The public should call AVA’s hotline at 1800-476-1600 to report any suspected poaching activities.

Source: The Straits Times

PUB probing crocodile’s death

16th May 2014;

PUB, the National Water Agency, and the Agri-Food & Veterinary Authority (AVA) thank Dr Edmund Lam for his letter (“Croc’s death, disposal raise questions”; Sunday).

On April 18, the PUB was informed of a dead Saltwater Crocodile (Crocodylus porosus) at Kranji Reservoir. The authorised crocodile handler found a metal rod had pierced its eye, and a large fishing hook was lodged in its mouth.

The PUB has been investigating this as a case of poaching but has yet to be able to identify the culprits.

We remind the public that it is dangerous and illegal to hunt crocodiles and other wild animals. The poaching of wild animals carries a maximum penalty of a $1,000 fine and forfeiture of the animal. Members of the public should call the AVA’s hotline on 1800-476-1600 to report any suspected poaching activities.

Tan Nguan Sen
Director, Catchment & Waterways Department
PUB, the National Water Agency

Yap Him Hoo (Dr)
Group Director, Quarantine and Inspection Group
Agri-Food & Veterinary Authority

Source: The Straits Times

PUB probing crocodile’s death

Croc’s death, disposal raise questions
11th May 2014;

I am dismayed at the quick disposal of the Saltwater Crocodile’s (Crocodylus porosus) carcass found in Kranji Reservoir (“Bye, bye Barney”; last Sunday).

Crocodiles are a very hardy species – especially one weighing 400kg – with an average life span of about 70 years. It is rare for them to die of disease in a natural habitat.

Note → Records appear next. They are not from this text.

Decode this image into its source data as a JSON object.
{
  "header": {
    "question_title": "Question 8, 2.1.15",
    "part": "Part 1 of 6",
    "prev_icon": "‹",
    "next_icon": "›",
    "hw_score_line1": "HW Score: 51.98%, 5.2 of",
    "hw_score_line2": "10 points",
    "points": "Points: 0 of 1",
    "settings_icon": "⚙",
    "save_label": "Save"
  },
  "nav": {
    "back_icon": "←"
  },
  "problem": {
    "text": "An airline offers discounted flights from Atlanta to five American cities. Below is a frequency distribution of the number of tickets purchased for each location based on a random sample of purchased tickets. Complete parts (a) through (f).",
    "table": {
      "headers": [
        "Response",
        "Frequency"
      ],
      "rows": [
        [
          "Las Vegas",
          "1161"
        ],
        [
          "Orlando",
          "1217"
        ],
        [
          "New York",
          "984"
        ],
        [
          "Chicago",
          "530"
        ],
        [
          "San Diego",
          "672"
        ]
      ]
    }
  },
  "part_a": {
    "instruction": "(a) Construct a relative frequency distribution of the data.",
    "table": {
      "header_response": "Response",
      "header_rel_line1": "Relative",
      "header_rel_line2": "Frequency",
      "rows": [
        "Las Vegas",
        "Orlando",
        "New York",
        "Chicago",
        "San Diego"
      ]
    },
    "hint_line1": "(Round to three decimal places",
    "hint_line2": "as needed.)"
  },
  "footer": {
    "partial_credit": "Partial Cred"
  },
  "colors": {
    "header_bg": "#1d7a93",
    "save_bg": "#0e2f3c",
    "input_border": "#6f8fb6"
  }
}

The circumstances surrounding the death of the crocodile, nicknamed Barney by anglers, surely would have raised alarm and merited further investigation, especially an autopsy to determine the cause of its premature death. It should also trigger a warning of the possibility of some ecosystem anomalies.

What is the existing modus operandi when the carcass of an animal belonging to a significant wildlife species is found? Why wasn’t expert advice sought in Barney’s case? And why wasn’t the carcass considered for preservation? Did the authorities determine whether it was deliberately poisoned? And how was the carcass disposed of?

Can the Agri-Food and Veterinary Authority comment?

Edmund Lam (Dr)

Source: The Sunday Times (Mirror)